A retrospective cohort study was performed in adult patients (≥ 18 years old) consecutively enrolled in the Canadian Spine Outcomes and Research Network registry. All patients underwent elective cervical or thoracolumbar spine surgery and were admitted to the hospital. Poorly controlled postoperative pain was defined as a mean numeric rating scale score for pain at rest of > 4 during the first 24 hours after surgery. Univariable analysis followed by multivariable logistic regression on 25 candidate variables, selected through a systematic review and expert consensus, was used to develop a prediction model using a random 70% sample of the data.

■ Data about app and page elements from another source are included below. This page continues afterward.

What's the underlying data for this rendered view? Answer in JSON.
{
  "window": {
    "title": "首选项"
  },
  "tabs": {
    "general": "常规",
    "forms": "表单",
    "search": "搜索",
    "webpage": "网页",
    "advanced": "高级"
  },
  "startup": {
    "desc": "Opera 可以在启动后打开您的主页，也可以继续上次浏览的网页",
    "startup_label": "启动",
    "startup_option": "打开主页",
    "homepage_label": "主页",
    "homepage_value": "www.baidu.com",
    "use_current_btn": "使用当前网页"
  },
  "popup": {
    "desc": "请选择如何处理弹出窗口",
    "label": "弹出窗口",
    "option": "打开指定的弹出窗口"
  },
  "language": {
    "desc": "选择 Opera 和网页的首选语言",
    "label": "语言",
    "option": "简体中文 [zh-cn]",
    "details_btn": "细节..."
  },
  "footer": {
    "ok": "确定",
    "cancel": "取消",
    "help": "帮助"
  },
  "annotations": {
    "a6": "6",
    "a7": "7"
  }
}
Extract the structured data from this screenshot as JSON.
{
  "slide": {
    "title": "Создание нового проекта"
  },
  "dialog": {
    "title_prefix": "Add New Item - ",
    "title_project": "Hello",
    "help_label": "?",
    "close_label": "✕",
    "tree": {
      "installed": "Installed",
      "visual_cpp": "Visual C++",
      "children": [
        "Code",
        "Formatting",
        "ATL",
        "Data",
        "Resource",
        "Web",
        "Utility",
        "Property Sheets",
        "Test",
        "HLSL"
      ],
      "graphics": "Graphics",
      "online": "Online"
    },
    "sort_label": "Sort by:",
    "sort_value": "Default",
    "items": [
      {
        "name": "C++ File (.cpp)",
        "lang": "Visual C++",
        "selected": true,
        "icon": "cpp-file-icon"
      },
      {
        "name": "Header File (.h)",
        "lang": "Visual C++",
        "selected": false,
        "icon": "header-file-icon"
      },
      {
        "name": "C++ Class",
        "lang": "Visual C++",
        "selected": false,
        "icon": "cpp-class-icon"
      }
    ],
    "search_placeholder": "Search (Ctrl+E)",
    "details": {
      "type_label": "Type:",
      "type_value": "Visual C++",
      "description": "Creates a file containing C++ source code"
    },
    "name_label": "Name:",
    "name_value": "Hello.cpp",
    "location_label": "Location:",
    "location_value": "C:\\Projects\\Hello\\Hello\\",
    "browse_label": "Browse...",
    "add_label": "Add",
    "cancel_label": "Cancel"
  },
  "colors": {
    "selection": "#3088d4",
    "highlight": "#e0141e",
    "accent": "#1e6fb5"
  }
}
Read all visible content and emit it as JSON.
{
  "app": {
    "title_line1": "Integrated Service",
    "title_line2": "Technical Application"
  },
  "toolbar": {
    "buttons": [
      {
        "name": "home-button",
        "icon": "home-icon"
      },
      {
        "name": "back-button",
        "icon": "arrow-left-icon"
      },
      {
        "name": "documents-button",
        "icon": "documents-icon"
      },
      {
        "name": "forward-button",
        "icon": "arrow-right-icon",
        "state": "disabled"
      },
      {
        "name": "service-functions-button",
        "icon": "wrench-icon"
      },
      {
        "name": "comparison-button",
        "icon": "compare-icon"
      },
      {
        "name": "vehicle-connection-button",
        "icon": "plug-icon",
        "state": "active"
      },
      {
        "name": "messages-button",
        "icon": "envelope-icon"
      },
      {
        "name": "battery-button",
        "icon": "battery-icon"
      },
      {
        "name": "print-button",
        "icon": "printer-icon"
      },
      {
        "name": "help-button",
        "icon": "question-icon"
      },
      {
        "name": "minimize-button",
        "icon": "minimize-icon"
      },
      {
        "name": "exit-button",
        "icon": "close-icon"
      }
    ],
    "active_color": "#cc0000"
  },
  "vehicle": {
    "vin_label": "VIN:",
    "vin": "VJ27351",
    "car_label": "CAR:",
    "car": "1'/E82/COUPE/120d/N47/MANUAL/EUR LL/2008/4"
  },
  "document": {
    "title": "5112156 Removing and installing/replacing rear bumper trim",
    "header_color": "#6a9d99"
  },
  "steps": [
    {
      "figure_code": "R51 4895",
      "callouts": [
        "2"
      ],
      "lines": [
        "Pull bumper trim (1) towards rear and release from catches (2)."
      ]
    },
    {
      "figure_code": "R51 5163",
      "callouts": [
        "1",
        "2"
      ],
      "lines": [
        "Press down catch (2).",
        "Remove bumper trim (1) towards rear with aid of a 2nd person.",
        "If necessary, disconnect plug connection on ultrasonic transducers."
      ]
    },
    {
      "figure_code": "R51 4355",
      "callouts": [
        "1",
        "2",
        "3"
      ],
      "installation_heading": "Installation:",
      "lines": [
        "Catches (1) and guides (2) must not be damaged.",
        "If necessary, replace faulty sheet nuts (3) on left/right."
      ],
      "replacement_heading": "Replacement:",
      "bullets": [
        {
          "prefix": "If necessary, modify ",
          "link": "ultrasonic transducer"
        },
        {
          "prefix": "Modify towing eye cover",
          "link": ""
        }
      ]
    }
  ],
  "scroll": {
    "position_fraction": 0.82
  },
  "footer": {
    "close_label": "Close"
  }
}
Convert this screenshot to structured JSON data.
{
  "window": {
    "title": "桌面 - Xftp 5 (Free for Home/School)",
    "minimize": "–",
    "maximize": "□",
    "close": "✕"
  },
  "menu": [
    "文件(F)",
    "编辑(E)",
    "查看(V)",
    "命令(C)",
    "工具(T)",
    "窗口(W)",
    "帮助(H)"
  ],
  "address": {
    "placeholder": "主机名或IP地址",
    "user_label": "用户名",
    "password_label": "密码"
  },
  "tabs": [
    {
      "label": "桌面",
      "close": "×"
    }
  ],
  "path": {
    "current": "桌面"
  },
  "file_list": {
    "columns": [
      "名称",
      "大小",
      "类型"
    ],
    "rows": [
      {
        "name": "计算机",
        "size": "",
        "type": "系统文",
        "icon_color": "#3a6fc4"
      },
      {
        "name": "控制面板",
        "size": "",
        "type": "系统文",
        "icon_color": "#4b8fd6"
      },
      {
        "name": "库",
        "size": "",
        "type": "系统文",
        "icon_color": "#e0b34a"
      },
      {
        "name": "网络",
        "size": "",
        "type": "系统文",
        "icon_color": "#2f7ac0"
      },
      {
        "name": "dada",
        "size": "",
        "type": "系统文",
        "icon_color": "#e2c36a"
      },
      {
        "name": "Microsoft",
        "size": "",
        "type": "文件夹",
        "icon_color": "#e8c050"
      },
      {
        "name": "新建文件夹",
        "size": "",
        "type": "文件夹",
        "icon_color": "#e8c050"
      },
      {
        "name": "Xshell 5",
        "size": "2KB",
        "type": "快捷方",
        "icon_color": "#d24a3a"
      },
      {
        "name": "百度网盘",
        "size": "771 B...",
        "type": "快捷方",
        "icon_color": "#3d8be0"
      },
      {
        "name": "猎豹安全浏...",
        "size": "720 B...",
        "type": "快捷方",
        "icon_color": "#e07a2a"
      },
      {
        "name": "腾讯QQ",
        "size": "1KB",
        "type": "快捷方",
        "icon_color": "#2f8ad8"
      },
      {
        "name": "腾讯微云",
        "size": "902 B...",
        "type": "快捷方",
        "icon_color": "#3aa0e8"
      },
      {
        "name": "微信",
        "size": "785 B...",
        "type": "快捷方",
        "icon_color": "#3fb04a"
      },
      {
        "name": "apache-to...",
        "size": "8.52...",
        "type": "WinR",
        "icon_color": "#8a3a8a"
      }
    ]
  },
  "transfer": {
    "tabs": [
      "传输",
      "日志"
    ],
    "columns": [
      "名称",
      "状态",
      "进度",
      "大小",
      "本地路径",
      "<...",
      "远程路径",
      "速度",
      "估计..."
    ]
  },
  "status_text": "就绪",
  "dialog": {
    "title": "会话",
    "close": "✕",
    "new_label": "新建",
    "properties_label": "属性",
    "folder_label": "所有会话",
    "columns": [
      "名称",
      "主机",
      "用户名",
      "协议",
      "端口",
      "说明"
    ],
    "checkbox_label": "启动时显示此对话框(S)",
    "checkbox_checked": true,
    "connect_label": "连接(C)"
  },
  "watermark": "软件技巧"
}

The model was transformed into an eight-tier risk-based score that was further simplified into the three-tier Calgary Postoperative Pain After Spine Surgery (CAPPS) score to maximize clinical utility. The CAPPS score was validated using the remaining 30% of the data.

RESULTS

Overall, 57% of 1300 spine surgery patients experienced poorly controlled pain during the first 24 hours after surgery. Seven significant variables associated with poor pain control were incorporated into a prediction model: younger age, female sex, preoperative daily use of opioid medication, higher preoperative neck or back pain intensity, higher Patient Health Questionnaire–9 depression score, surgery involving ≥ 3 motion segments, and fusion surgery. Notably, minimally invasive surgery, body mass index, and revision surgery were not associated with poorly controlled pain. The model was discriminative (C-statistic 0.74, 95% CI 0.71–0.77) and calibrated (Hosmer-Lemeshow goodness-of-fit, p = 0.99) at predicting the outcome. Low-, high-, and extreme-risk groups stratified using the CAPPS score had 32%, 63%, and 85% predicted probability of experiencing poorly controlled pain, respectively, which was mirrored closely by the observed incidence of 37%, 62%, and 81% in the validation cohort.

CONCLUSIONS

Inadequate pain control is common after spine surgery. The internally validated CAPPS score based on 7 easily acquired variables accurately predicted the probability of experiencing poorly controlled pain after spine surgery.